Task objective
Look for the word "Thêm" in the material below. Copy each line that has it.

>>>>>

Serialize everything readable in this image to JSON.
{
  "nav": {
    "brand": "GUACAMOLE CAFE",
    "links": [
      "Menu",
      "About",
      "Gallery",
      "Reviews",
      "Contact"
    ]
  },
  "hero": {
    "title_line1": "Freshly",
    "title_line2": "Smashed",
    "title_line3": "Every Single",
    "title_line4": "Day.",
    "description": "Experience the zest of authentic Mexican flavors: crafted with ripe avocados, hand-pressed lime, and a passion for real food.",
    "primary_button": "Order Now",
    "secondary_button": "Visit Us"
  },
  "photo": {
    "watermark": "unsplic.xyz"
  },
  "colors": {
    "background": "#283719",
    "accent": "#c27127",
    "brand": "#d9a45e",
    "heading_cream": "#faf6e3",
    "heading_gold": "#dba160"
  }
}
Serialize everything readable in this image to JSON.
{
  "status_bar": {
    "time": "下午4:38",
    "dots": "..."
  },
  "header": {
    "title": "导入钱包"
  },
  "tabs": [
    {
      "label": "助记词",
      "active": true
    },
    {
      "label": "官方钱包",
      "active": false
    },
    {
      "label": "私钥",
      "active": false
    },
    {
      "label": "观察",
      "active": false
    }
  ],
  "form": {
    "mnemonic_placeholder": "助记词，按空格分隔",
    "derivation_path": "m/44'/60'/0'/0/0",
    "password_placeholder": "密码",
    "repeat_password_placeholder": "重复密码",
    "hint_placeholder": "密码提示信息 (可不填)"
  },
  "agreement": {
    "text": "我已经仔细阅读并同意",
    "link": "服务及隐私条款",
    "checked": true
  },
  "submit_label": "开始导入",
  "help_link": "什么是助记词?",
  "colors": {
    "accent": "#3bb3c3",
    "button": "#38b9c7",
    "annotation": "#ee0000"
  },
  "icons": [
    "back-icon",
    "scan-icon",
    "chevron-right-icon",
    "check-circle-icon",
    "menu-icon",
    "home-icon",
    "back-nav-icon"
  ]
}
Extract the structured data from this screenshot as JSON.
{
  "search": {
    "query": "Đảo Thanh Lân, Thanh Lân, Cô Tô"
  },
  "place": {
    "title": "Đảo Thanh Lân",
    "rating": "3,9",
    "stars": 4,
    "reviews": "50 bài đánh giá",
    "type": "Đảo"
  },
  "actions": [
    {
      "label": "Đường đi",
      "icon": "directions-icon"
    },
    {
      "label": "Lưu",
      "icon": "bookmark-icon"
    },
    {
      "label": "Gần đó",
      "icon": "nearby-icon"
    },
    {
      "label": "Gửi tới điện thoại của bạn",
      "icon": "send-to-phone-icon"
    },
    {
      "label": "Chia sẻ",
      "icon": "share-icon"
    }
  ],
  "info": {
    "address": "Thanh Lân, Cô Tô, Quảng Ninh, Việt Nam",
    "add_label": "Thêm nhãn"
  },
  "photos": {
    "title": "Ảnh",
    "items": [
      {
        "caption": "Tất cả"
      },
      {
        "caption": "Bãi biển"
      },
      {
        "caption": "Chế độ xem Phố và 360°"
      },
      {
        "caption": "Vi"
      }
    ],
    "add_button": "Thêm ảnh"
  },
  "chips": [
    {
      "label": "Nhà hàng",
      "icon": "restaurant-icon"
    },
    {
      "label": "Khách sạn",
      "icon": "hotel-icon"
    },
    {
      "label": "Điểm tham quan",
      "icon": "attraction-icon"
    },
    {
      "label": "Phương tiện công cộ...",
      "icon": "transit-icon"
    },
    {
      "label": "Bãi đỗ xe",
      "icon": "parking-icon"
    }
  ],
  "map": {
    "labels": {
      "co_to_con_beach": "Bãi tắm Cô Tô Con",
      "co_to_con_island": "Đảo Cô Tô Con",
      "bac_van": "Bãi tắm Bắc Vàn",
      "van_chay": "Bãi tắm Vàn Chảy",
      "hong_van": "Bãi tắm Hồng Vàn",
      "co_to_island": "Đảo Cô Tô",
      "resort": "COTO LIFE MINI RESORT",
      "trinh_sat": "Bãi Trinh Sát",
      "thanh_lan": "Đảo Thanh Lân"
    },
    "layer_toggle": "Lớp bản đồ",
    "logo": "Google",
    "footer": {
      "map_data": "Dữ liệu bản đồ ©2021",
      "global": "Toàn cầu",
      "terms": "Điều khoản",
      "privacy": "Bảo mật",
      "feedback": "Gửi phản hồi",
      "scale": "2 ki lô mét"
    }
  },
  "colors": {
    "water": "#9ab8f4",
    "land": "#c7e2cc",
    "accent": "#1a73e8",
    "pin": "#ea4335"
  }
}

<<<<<

Written response
    "add_label": "Thêm nhãn"
    "add_button": "Thêm ảnh"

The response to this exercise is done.